Dataset content START

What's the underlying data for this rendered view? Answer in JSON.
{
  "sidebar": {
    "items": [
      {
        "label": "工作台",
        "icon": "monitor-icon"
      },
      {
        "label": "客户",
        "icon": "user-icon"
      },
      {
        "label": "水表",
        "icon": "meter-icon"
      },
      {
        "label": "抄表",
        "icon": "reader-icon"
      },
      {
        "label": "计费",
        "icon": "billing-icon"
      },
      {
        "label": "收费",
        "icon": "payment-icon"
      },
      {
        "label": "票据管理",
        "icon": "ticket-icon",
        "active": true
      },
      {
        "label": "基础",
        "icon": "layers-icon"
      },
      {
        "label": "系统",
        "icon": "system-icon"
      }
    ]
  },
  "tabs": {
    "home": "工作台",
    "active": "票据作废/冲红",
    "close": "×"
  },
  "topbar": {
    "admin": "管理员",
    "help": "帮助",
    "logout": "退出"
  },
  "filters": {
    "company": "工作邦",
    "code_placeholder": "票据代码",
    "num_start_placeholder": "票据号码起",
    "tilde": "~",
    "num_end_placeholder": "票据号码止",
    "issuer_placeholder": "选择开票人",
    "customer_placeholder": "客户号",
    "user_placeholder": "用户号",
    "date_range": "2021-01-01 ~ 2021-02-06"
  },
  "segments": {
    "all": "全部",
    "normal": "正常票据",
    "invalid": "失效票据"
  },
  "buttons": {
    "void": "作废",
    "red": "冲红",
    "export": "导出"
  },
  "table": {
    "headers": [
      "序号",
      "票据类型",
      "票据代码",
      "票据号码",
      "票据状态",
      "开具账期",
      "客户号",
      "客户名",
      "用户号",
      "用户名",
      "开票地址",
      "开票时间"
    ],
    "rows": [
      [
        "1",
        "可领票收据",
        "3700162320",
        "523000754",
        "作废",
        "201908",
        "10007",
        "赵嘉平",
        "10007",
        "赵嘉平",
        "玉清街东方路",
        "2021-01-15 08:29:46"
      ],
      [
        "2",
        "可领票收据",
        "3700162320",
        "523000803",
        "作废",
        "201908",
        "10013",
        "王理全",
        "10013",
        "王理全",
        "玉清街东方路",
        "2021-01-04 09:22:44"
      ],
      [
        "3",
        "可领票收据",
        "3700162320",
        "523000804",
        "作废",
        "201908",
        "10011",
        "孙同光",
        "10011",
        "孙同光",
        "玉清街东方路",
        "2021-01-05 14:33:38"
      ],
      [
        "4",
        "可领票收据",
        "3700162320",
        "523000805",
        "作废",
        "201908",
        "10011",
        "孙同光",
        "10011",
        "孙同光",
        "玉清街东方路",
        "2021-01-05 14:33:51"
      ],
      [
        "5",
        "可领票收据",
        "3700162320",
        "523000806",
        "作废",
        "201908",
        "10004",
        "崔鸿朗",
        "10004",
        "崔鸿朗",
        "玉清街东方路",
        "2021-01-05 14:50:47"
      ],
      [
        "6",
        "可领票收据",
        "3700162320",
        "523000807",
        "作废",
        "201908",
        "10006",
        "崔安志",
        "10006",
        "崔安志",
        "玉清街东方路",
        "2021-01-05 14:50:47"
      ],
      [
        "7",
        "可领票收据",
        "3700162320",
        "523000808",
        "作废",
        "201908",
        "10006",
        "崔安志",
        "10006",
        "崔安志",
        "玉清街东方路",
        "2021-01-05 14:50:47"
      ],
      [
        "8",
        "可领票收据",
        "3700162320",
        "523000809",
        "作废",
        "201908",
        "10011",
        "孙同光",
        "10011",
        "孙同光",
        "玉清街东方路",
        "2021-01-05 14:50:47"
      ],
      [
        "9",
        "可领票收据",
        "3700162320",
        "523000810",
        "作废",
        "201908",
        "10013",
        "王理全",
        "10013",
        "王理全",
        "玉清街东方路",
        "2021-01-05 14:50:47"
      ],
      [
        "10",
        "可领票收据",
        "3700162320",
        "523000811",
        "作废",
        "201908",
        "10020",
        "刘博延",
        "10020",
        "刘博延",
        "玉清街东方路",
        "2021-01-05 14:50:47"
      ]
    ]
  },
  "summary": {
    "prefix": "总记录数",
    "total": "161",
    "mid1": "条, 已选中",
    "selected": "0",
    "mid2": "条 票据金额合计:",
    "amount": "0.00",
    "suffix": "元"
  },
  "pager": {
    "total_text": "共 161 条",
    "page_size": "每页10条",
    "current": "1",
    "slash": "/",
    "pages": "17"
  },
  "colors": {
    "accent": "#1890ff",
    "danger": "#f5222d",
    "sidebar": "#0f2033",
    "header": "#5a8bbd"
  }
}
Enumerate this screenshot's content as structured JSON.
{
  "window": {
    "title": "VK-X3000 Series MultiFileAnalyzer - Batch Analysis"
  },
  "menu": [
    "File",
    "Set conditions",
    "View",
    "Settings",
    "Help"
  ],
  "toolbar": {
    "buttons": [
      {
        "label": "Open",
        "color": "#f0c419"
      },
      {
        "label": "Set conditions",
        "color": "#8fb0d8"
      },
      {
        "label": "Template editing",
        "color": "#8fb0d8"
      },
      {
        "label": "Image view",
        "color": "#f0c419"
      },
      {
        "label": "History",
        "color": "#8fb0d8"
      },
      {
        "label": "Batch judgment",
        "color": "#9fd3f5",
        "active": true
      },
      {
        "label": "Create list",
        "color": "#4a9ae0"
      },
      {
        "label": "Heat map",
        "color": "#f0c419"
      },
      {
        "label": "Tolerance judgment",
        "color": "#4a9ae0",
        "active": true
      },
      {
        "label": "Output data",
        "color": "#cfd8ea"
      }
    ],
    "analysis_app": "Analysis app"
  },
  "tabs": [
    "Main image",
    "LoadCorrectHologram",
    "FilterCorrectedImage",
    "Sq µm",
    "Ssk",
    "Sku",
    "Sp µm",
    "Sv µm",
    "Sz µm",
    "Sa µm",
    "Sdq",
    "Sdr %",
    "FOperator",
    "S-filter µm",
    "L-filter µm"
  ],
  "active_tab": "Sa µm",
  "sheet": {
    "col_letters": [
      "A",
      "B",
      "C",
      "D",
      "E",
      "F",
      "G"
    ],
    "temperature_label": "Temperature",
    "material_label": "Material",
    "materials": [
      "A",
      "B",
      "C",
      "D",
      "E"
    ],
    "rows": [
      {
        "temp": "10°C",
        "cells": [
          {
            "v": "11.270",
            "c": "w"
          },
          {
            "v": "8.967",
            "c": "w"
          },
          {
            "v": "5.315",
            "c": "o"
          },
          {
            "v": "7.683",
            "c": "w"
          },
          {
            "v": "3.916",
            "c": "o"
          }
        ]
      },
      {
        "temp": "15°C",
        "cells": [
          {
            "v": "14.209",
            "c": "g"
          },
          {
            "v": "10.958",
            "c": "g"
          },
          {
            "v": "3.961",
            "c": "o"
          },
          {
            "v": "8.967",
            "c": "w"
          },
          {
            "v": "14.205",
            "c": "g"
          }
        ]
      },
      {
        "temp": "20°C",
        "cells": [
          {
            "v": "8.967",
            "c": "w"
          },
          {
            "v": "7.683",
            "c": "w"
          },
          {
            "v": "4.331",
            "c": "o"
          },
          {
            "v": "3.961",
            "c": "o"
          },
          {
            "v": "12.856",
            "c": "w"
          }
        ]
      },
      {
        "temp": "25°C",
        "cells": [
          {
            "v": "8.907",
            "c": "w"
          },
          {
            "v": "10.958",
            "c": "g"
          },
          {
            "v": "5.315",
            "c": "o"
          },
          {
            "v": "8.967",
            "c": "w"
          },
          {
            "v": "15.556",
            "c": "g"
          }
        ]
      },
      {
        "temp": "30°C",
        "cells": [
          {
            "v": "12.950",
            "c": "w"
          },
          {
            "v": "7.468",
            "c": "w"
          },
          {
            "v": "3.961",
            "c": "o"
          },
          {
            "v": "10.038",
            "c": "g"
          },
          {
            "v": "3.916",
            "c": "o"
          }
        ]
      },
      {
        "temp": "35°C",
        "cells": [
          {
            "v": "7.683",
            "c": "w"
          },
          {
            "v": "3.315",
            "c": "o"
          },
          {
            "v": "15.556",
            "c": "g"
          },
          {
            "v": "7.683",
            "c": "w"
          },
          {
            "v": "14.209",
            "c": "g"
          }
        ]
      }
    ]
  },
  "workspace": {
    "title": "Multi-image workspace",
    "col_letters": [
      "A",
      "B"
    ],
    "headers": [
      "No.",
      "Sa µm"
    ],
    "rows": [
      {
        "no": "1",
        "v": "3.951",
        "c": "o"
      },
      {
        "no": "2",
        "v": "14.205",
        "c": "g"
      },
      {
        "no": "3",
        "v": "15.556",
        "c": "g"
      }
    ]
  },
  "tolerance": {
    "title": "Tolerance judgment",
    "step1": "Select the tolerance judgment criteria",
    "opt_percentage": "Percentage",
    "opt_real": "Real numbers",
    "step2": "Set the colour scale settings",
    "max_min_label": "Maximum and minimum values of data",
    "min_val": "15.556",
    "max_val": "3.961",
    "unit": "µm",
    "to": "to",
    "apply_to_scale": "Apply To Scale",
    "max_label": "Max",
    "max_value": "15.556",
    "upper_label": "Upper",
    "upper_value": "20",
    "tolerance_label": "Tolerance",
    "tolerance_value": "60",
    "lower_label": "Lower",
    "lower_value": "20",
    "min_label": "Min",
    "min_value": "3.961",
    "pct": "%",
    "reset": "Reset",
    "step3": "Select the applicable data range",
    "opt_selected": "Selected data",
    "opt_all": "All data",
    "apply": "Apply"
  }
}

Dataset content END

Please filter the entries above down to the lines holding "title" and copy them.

    "title": "VK-X3000 Series MultiFileAnalyzer - Batch Analysis"
    "title": "Multi-image workspace",
    "title": "Tolerance judgment",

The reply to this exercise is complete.